|*I am going to start telling you all of my adventures from work. I will do this in a journal entry form from the view point of a colonial teen. My pen name will be Charlotte (just for fun!)*|
I am a colonial girl living in the wilderness of what is now (figuratively speaking) know as Middle Tennessee. It is September and it has been only my second day here at Mansker's Station. I have taken a job at the Station in order to help my parents. With my Ma, Pa, sister, and brother, I have taken it upon myself to see to it that I help my Pa support the family for the time being until I am married-which I hope will not be for a very long time. Pa says that I should strive to look for a well-to-do business man, but I cannot expect to find such a man, especially when I am of a much lower status than he. I would settle for a nice, hardworking man-someone I know will protect me and provide for me when times are rough.
Forgive me if I change the subject, but I must tell you about my second day here at the station. My day started out rather shaky because, to say the least, I was nervous. I felt a little like crying, as I was unsure if I was fit to do my job properly or not. (I am a working girl and I am paid to do several tasks throughout the day). Ma says that it is all a part of growing up and that feeling unsure of one's self is only natural. There are times, I admit, that I wish wholeheartedly there was no such thing as 'growing up'. I used to think that it was fun-the idea of being my own person-however, there is quiet simply too much freedom involved in becoming an adult. And honestly, it is scary.
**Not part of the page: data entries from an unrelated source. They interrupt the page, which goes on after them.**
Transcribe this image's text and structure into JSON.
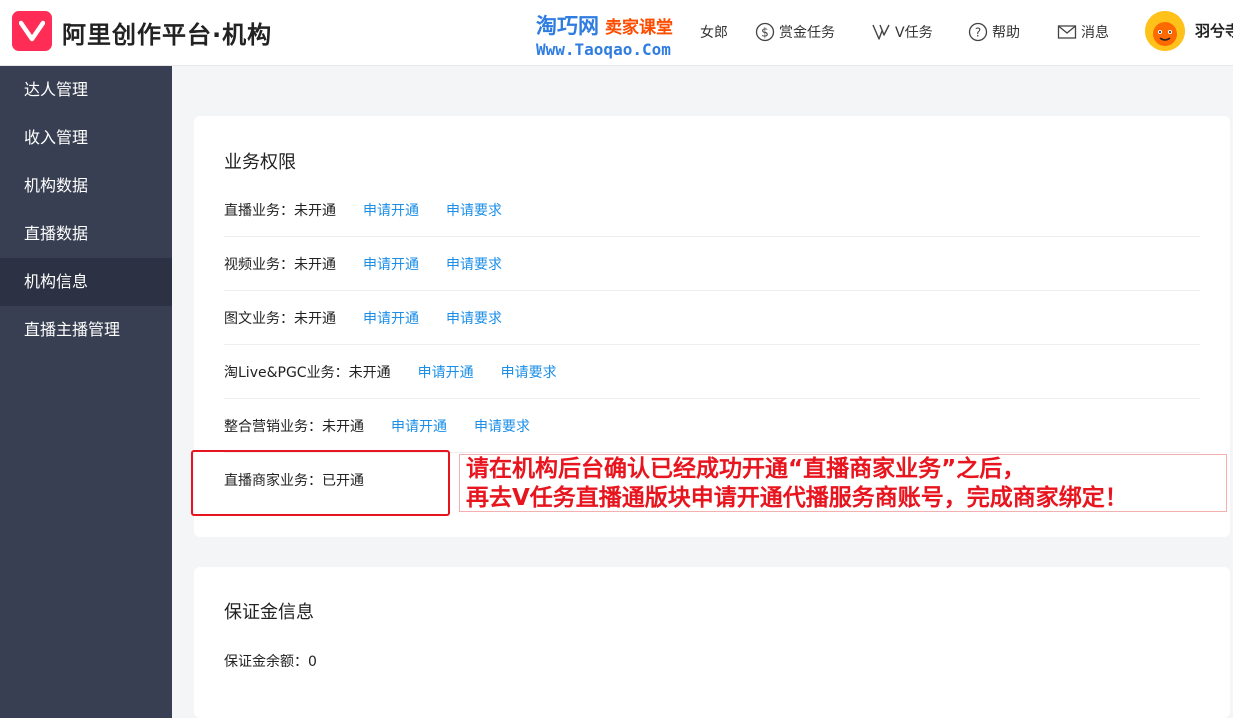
{
  "header": {
    "brand": "阿里创作平台·机构",
    "watermark_cn": "淘巧网",
    "watermark_red": "卖家课堂",
    "watermark_url": "Www.Taoqao.Com",
    "partial_nav": "女郎",
    "nav": [
      {
        "label": "赏金任务",
        "icon": "dollar-circle-icon"
      },
      {
        "label": "V任务",
        "icon": "v-task-icon"
      },
      {
        "label": "帮助",
        "icon": "help-icon"
      },
      {
        "label": "消息",
        "icon": "mail-icon"
      }
    ],
    "username": "羽兮寺"
  },
  "sidebar": {
    "items": [
      {
        "label": "达人管理"
      },
      {
        "label": "收入管理"
      },
      {
        "label": "机构数据"
      },
      {
        "label": "直播数据"
      },
      {
        "label": "机构信息",
        "active": true
      },
      {
        "label": "直播主播管理"
      }
    ]
  },
  "business": {
    "title": "业务权限",
    "rows": [
      {
        "label": "直播业务：未开通",
        "apply": "申请开通",
        "req": "申请要求"
      },
      {
        "label": "视频业务：未开通",
        "apply": "申请开通",
        "req": "申请要求"
      },
      {
        "label": "图文业务：未开通",
        "apply": "申请开通",
        "req": "申请要求"
      },
      {
        "label": "淘Live&PGC业务：未开通",
        "apply": "申请开通",
        "req": "申请要求"
      },
      {
        "label": "整合营销业务：未开通",
        "apply": "申请开通",
        "req": "申请要求"
      },
      {
        "label": "直播商家业务：已开通"
      }
    ]
  },
  "annotation": {
    "line1": "请在机构后台确认已经成功开通“直播商家业务”之后，",
    "line2": "再去V任务直播通版块申请开通代播服务商账号，完成商家绑定！"
  },
  "deposit": {
    "title": "保证金信息",
    "balance": "保证金余额：0"
  },
  "colors": {
    "brand": "#ff2d55",
    "sidebar_bg": "#383f52",
    "link": "#1a8ee8",
    "annotation_red": "#e8141e"
  }
}
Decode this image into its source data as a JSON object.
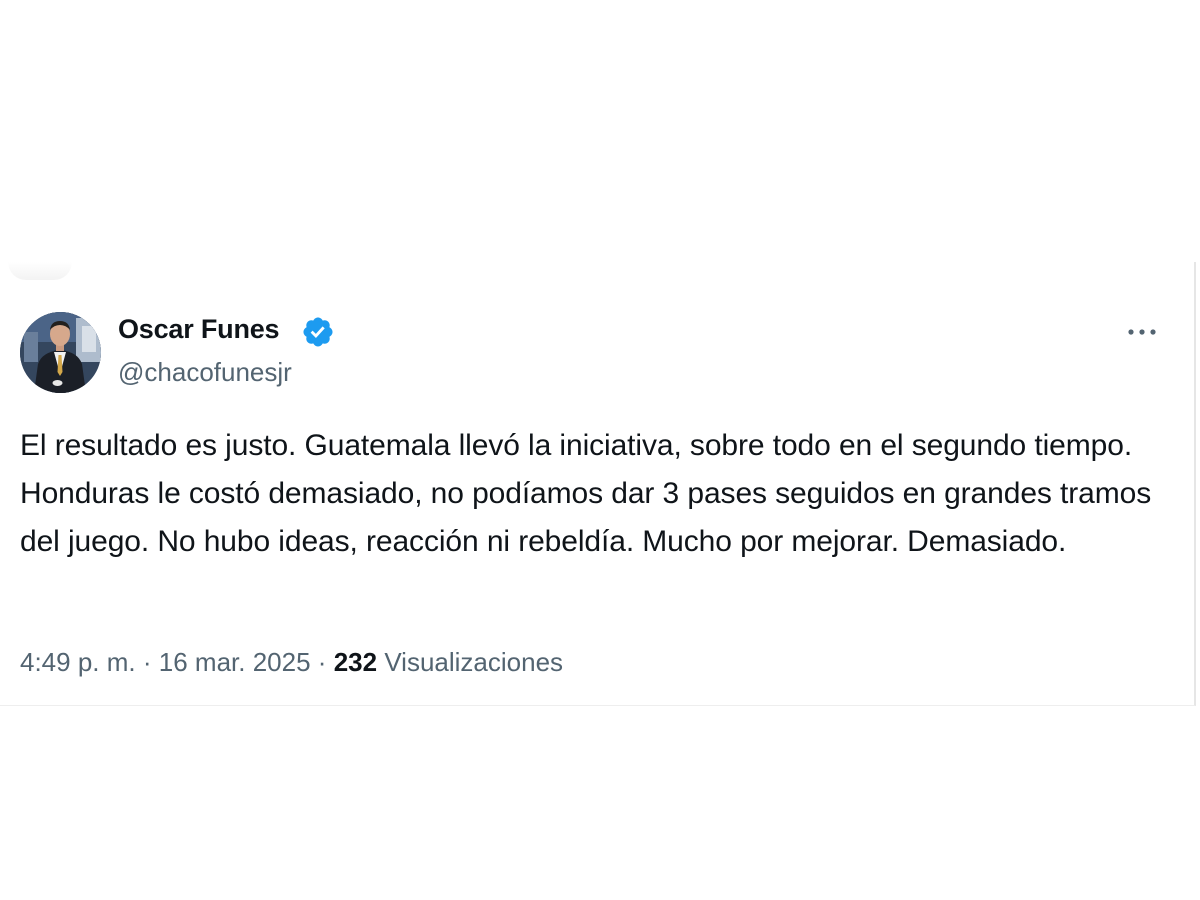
{
  "author": {
    "display_name": "Oscar Funes",
    "handle": "@chacofunesjr",
    "verified": true
  },
  "tweet": {
    "text": "El resultado es justo. Guatemala llevó la iniciativa, sobre todo en el segundo tiempo. Honduras le costó demasiado, no podíamos dar 3 pases seguidos en grandes tramos del juego. No hubo ideas, reacción ni rebeldía. Mucho por mejorar. Demasiado.",
    "time": "4:49 p. m.",
    "separator": "·",
    "date": "16 mar. 2025",
    "views_count": "232",
    "views_label": "Visualizaciones"
  },
  "icons": {
    "verified": "verified-badge-icon",
    "more": "more-options-icon"
  },
  "colors": {
    "verified_blue": "#1d9bf0",
    "text_primary": "#0f1419",
    "text_secondary": "#536471"
  }
}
When these nerves and doubt cloud my mind, my Ma sits me down and talks to me about these feelings that often make my heart shake with confusion, fear and helplessness. She tells me time and again that if I should ever feel this way, I should speak aloud in the name of Jesus Christ, and rebuke the binding lies that Satan would have me believe. On account that I often have these doubts about myself and my abilities, I do have to rebuke Satan more often than I should like.
While working, I met a nice boy named Danny. He was an intern of some sort and was stationed at my area of particular work to 'observe'. He did make conversation with me. Mainly he talked while I listened, but it was nice to have someone to talk to for a time-makes the time pass my more quickly.He mentioned that, while not every time, he will most likely make an appearance of Thursdays. If so, I shall see for of this fellow.
I did make a trip to the Bowen Home today and visited Miss Laura and Mr. Blake. Mr. Blake was giving a gun demonstration to a group of visitors. He talked for about an hour going over the history of the place and about the Civil War (it will not happen for another 82 years). After that, I took my lunch break and ate some leftover corn, potatoes, and pork that my Ma had graciously packed me the night before. It was filling to a burnt out and hungry soul; it was much appreciated.
I worked for at least another three hours and then made my way home. Working at Mansker's Station has it's pros and cons and it's pleasurable advantages. I greatly welcome the chance to work and help my family. I must keep in mind always that this job will not be forever, and that with the time I will be working for the Station, I must be positive, dependable, and willing to work hard. I also must remain humble and grateful to the Lord for the opportunity he has bestowed upon me. I will not always have to work at such a job, but until I am able to do other things, I will work with a willing heart, mind, and spirit.
Until Next Time,
Charlotte Ephraim (pen name of Emily Shae)